I love your blog, I love the Matrix and I love the way you write.

One problem though, we don't smell shapes; as the protein theory would have us believe, we smell vibrations.

Keep up the terrific job.

check in on my blog from time to time, its not exactly appealing to a Harvard grad such as yourself and nothing to do with dog olfaction, just a bit of fun: Smell o vision

Ken Chiacchia said...

First, thanks for the comment. I don't read nearly enough blogs, but I will check yours out.

Respectfully, though, depending on how you define the vibration theory it's either an 18th-century idea with scant evidence to support it, or just a restatement of what we know about all chemistry (everything is based on the movement of electrons).

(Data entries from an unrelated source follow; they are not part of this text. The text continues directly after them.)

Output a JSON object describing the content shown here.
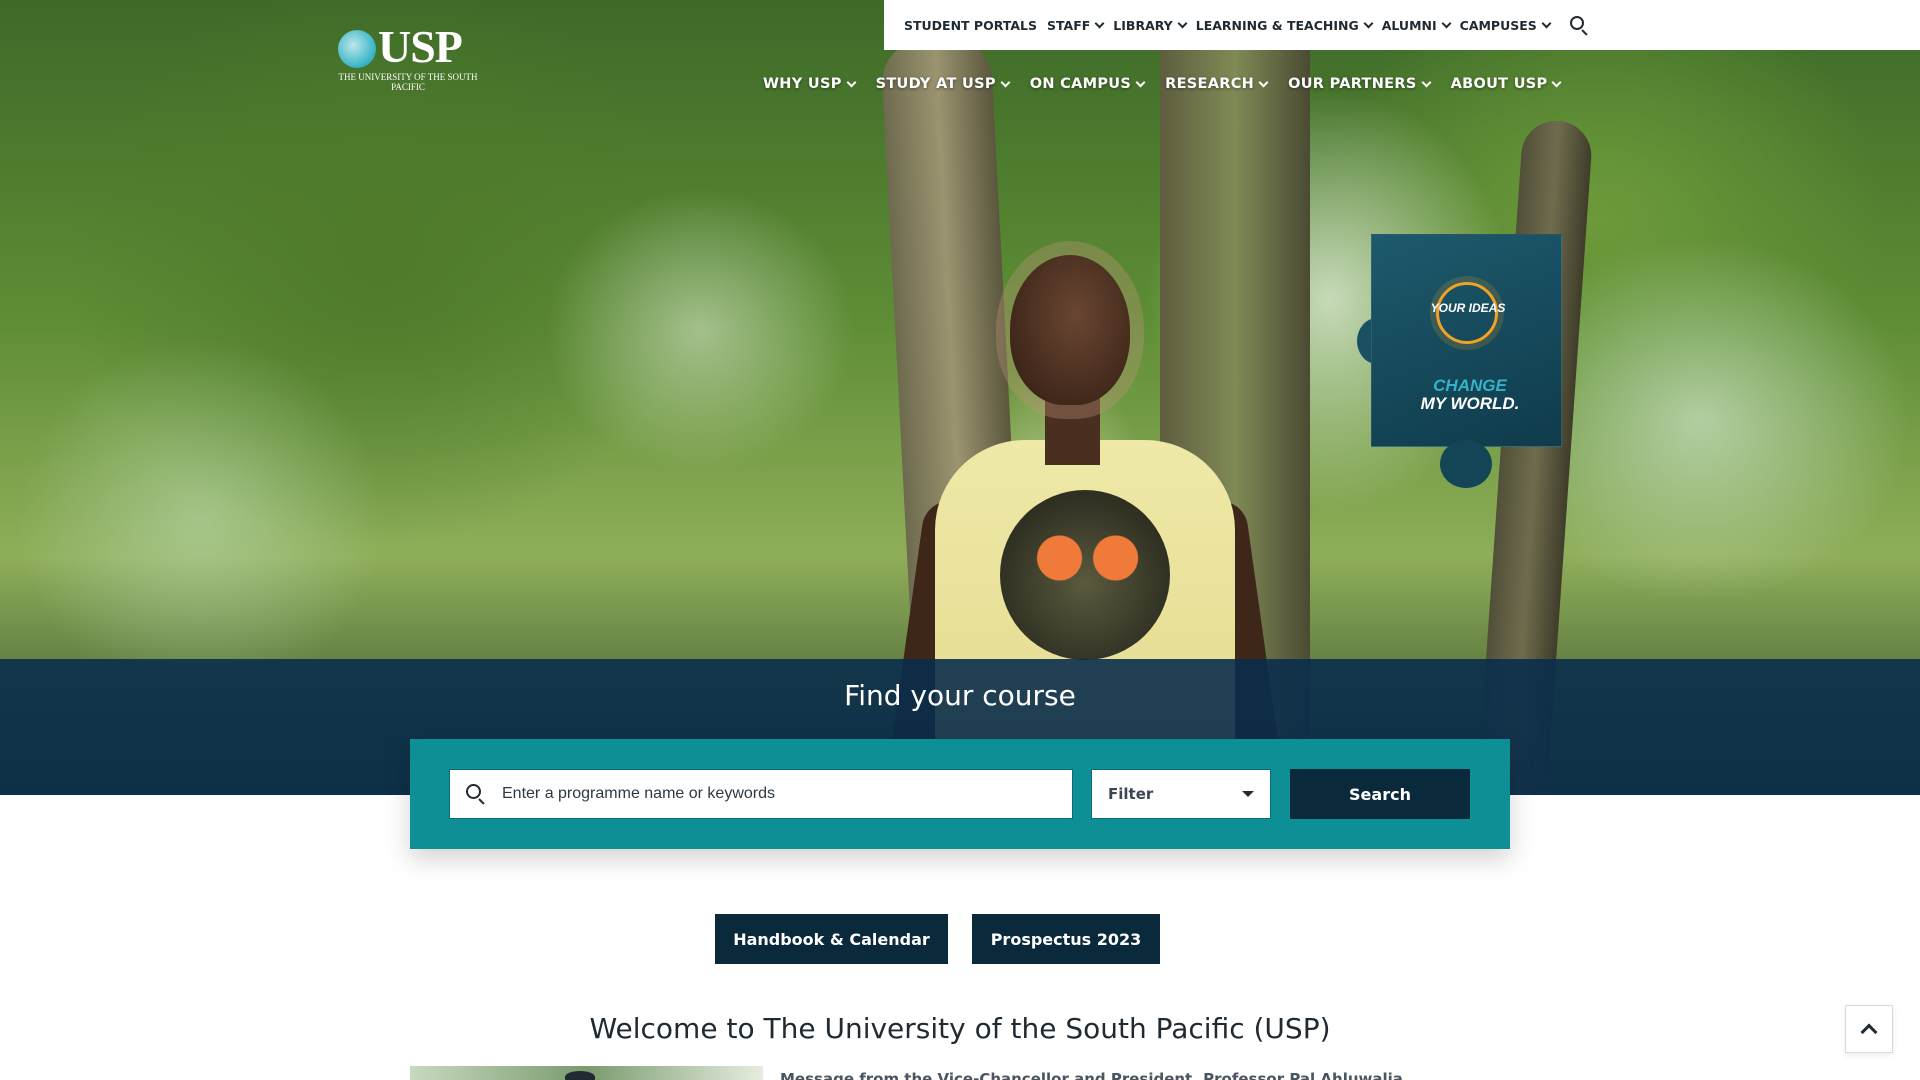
{
  "utility_nav": {
    "items": [
      {
        "label": "STUDENT PORTALS",
        "has_dropdown": false
      },
      {
        "label": "STAFF",
        "has_dropdown": true
      },
      {
        "label": "LIBRARY",
        "has_dropdown": true
      },
      {
        "label": "LEARNING & TEACHING",
        "has_dropdown": true
      },
      {
        "label": "ALUMNI",
        "has_dropdown": true
      },
      {
        "label": "CAMPUSES",
        "has_dropdown": true
      }
    ],
    "search_icon": "search-icon"
  },
  "logo": {
    "text": "USP",
    "subtitle": "THE UNIVERSITY OF THE SOUTH PACIFIC"
  },
  "main_nav": {
    "items": [
      {
        "label": "WHY USP"
      },
      {
        "label": "STUDY AT USP"
      },
      {
        "label": "ON CAMPUS"
      },
      {
        "label": "RESEARCH"
      },
      {
        "label": "OUR PARTNERS"
      },
      {
        "label": "ABOUT USP"
      }
    ]
  },
  "hero": {
    "badge": {
      "line1": "YOUR IDEAS",
      "line2": "CHANGE",
      "line3": "MY WORLD."
    }
  },
  "course_search": {
    "title": "Find your course",
    "placeholder": "Enter a programme name or keywords",
    "filter_label": "Filter",
    "search_label": "Search"
  },
  "actions": {
    "handbook_label": "Handbook & Calendar",
    "prospectus_label": "Prospectus 2023"
  },
  "welcome": {
    "title": "Welcome to The University of the South Pacific (USP)",
    "message": "Message from the Vice-Chancellor and President, Professor Pal Ahluwalia"
  },
  "colors": {
    "dark_navy": "#0a2a3b",
    "teal": "#0e8f96",
    "band_overlay": "#0a2d4b",
    "accent_cyan": "#34b3c6",
    "sun_orange": "#f0a227"
  }
}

If I said we recognize "shapes," I was engaging in a bit of poetic license, so let me clarify. What we recognize, of course, is chemistry, which is a combination of shape, hydrophobicity, charge, etc. As readers have already pointed out the idea that an odorant fits a receptor like a lock fits a key is an oversimplification -- but there are a mountain of data supporting chemical complementarity, and if vibration is to gain any real traction it's going to have to have more going for it than what I've seen so far.

The idea that odor receptors work differently from all other molecular sensors, including their closest conceptual relatives, the immunoglobulins and liver enzymes, is going to have to be very strong indeed. But hey, it happens sometimes. More data never hurt.

Anonymous said...

When I was a kid I came up with the question, "What if the color you and I both call green doesn't actually look green to you, but what I would call red?" There doesn't seem to be any way to test it. I therefore just depend on similar biochemistry and Occam's Razor and stop thinking about it.

beeman said...

I don't see what the issue is here - the OSN patterns don't match percptual difference s- BUT do you really expect to see mixture interaction at this level? Unless we are specifically talking about antagonists at the receptor site. But imaging studies in drosophila has recently shown that patterns in OSNs - look like simple additionas of componant patterns, but patterns in the PNs look very differney - why? Because mixture interactio is occuring at this level - post synaptically between OSNs and projection neurones (inverts that is). Its no surpirse that OSN activantion patterns og hex/pentanal mixture indicates thgat pental should be able to be smelkt. simply beause the inhibition hasnt occured yet. I'd like to see imagaging studies performed post synaptically for these odours.